The popular yet polarising form of motorsport known as spinning is making a comeback to the City of Gaborone on September 26 after the event was cancelled under controversial circumstances almost three years ago.
This week the Spin City organisers told members of the press that they have repackaged the adrenalin action-packed event to make it more family friendly and sports like. The raised alarm among security officers with the influx of foreign drivers event has even been repackaged and renamed ‘Road Rally Technique’ instead of just spinning. Known for pulling huge crowds on Saturday afternoons in Gaborone, spinning witnessed phenomenal growth in a short time as even South African competitors were clamouring to attend the shows and compete with locals for bragging rights.
The shows featured powerful and loud rear wheel drive sedans like the popular BMW matchbox known as Gusheshe.Nevertheless, with the growing popularity other negative factors came into play as there were allegations of drivers competing under the influence of alcohol and rowdy fans who got caught in the moment and came too close to the stunt cars in action. However, organisers say things will be a lot different now after roping in other stakeholders like Botswana Motor Sport (BMS), Gaborone City Council (GCC) and the Botswana Police (BPS). So serious are the show organisers that they have brought in a social responsibility officer, environment officer and a group of accredited race marshals for good measure.

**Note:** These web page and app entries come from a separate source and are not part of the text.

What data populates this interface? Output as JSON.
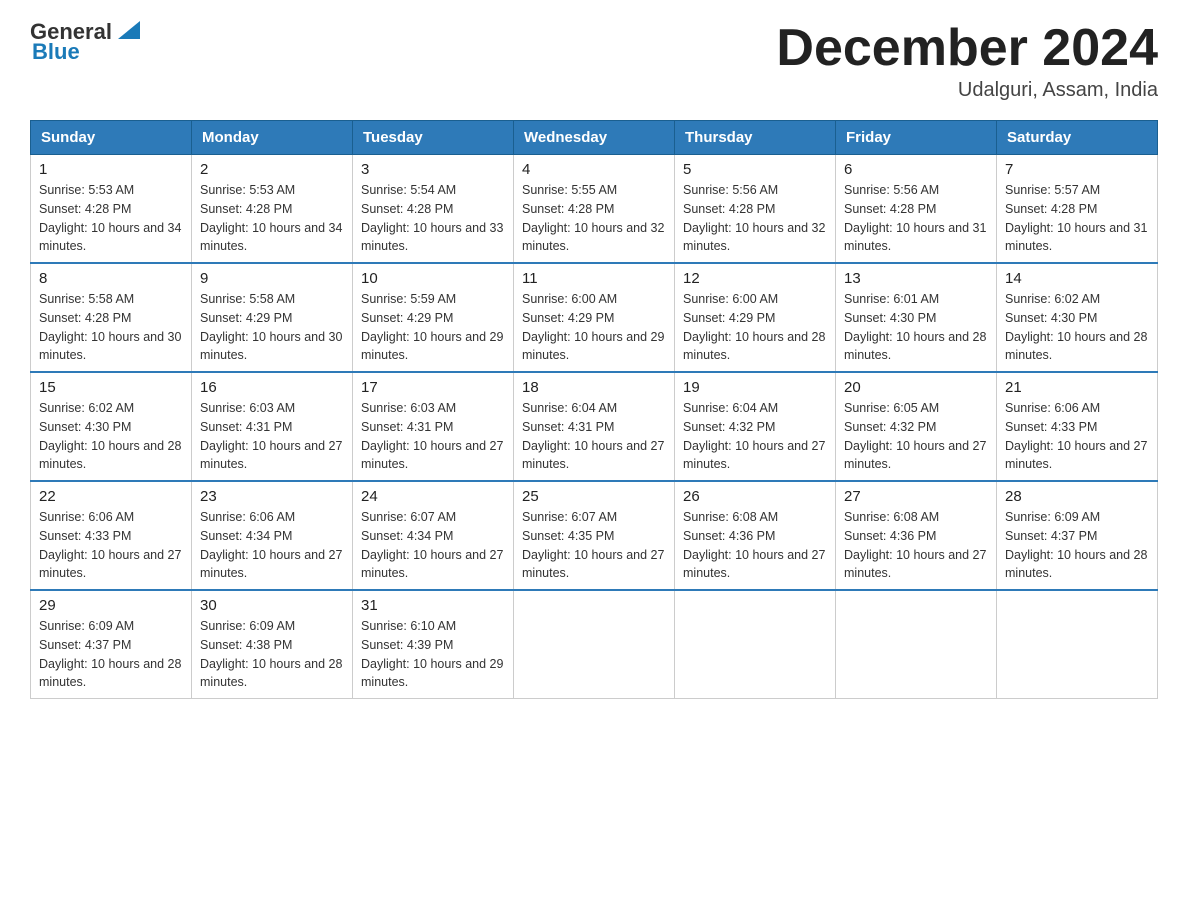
{
  "header": {
    "logo_text_general": "General",
    "logo_text_blue": "Blue",
    "month_title": "December 2024",
    "location": "Udalguri, Assam, India"
  },
  "weekdays": [
    "Sunday",
    "Monday",
    "Tuesday",
    "Wednesday",
    "Thursday",
    "Friday",
    "Saturday"
  ],
  "weeks": [
    [
      {
        "day": "1",
        "sunrise": "5:53 AM",
        "sunset": "4:28 PM",
        "daylight": "10 hours and 34 minutes."
      },
      {
        "day": "2",
        "sunrise": "5:53 AM",
        "sunset": "4:28 PM",
        "daylight": "10 hours and 34 minutes."
      },
      {
        "day": "3",
        "sunrise": "5:54 AM",
        "sunset": "4:28 PM",
        "daylight": "10 hours and 33 minutes."
      },
      {
        "day": "4",
        "sunrise": "5:55 AM",
        "sunset": "4:28 PM",
        "daylight": "10 hours and 32 minutes."
      },
      {
        "day": "5",
        "sunrise": "5:56 AM",
        "sunset": "4:28 PM",
        "daylight": "10 hours and 32 minutes."
      },
      {
        "day": "6",
        "sunrise": "5:56 AM",
        "sunset": "4:28 PM",
        "daylight": "10 hours and 31 minutes."
      },
      {
        "day": "7",
        "sunrise": "5:57 AM",
        "sunset": "4:28 PM",
        "daylight": "10 hours and 31 minutes."
      }
    ],
    [
      {
        "day": "8",
        "sunrise": "5:58 AM",
        "sunset": "4:28 PM",
        "daylight": "10 hours and 30 minutes."
      },
      {
        "day": "9",
        "sunrise": "5:58 AM",
        "sunset": "4:29 PM",
        "daylight": "10 hours and 30 minutes."
      },
      {
        "day": "10",
        "sunrise": "5:59 AM",
        "sunset": "4:29 PM",
        "daylight": "10 hours and 29 minutes."
      },
      {
        "day": "11",
        "sunrise": "6:00 AM",
        "sunset": "4:29 PM",
        "daylight": "10 hours and 29 minutes."
      },
      {
        "day": "12",
        "sunrise": "6:00 AM",
        "sunset": "4:29 PM",
        "daylight": "10 hours and 28 minutes."
      },
      {
        "day": "13",
        "sunrise": "6:01 AM",
        "sunset": "4:30 PM",
        "daylight": "10 hours and 28 minutes."
      },
      {
        "day": "14",
        "sunrise": "6:02 AM",
        "sunset": "4:30 PM",
        "daylight": "10 hours and 28 minutes."
      }
    ],
    [
      {
        "day": "15",
        "sunrise": "6:02 AM",
        "sunset": "4:30 PM",
        "daylight": "10 hours and 28 minutes."
      },
      {
        "day": "16",
        "sunrise": "6:03 AM",
        "sunset": "4:31 PM",
        "daylight": "10 hours and 27 minutes."
      },
      {
        "day": "17",
        "sunrise": "6:03 AM",
        "sunset": "4:31 PM",
        "daylight": "10 hours and 27 minutes."
      },
      {
        "day": "18",
        "sunrise": "6:04 AM",
        "sunset": "4:31 PM",
        "daylight": "10 hours and 27 minutes."
      },
      {
        "day": "19",
        "sunrise": "6:04 AM",
        "sunset": "4:32 PM",
        "daylight": "10 hours and 27 minutes."
      },
      {
        "day": "20",
        "sunrise": "6:05 AM",
        "sunset": "4:32 PM",
        "daylight": "10 hours and 27 minutes."
      },
      {
        "day": "21",
        "sunrise": "6:06 AM",
        "sunset": "4:33 PM",
        "daylight": "10 hours and 27 minutes."
      }
    ],
    [
      {
        "day": "22",
        "sunrise": "6:06 AM",
        "sunset": "4:33 PM",
        "daylight": "10 hours and 27 minutes."
      },
      {
        "day": "23",
        "sunrise": "6:06 AM",
        "sunset": "4:34 PM",
        "daylight": "10 hours and 27 minutes."
      },
      {
        "day": "24",
        "sunrise": "6:07 AM",
        "sunset": "4:34 PM",
        "daylight": "10 hours and 27 minutes."
      },
      {
        "day": "25",
        "sunrise": "6:07 AM",
        "sunset": "4:35 PM",
        "daylight": "10 hours and 27 minutes."
      },
      {
        "day": "26",
        "sunrise": "6:08 AM",
        "sunset": "4:36 PM",
        "daylight": "10 hours and 27 minutes."
      },
      {
        "day": "27",
        "sunrise": "6:08 AM",
        "sunset": "4:36 PM",
        "daylight": "10 hours and 27 minutes."
      },
      {
        "day": "28",
        "sunrise": "6:09 AM",
        "sunset": "4:37 PM",
        "daylight": "10 hours and 28 minutes."
      }
    ],
    [
      {
        "day": "29",
        "sunrise": "6:09 AM",
        "sunset": "4:37 PM",
        "daylight": "10 hours and 28 minutes."
      },
      {
        "day": "30",
        "sunrise": "6:09 AM",
        "sunset": "4:38 PM",
        "daylight": "10 hours and 28 minutes."
      },
      {
        "day": "31",
        "sunrise": "6:10 AM",
        "sunset": "4:39 PM",
        "daylight": "10 hours and 29 minutes."
      },
      null,
      null,
      null,
      null
    ]
  ]
}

The event’s social responsibility officer Thabiso Seobamo said the event organisers had to comply with rules set by the international motor racing federation, FIA. “We have set out to ensure spinning competitors have protection, which includes third party and group cover insurance,” Seobamo said. In addition, Seobamo said the event would be regulated by the BMS under international road rally technique rules.
“We have put safety first. In past events, there were no rules to manage and guide the sport. The BMS now issues licensing for spinning, Karting and accreditation for marshalling. Forms for such can be sent to our office to asses.” Speaking at the same event, the BMS FIA Liaisons Officer and event organiser Joseph Khengere said it was important that they encompassed the traffic laws of the country. He conceded that in the past the events, things were out of control as drivers tended to perform stunts at undesignated places in town.
“This is why we have the GCC and the BPS. To get a permit from the police we have to encompass the laws of the country. Drivers used to spin too close to spectators, this time there will be a 10m barrier to keep them away.” Moreover, Khengere said spectator used to watch the event from the top of truck trailers, which he described as unsafe. He added that there would be a safer sitting arrangement this time. “From now onwards any driver seen to be indulging in an illegal act will have their spinning licence revoked,” he said. In other issues, the organisers assured the event would be more environmental friendly with drivers having designated places to dump their used oil and other refuse after servicing their vehicles.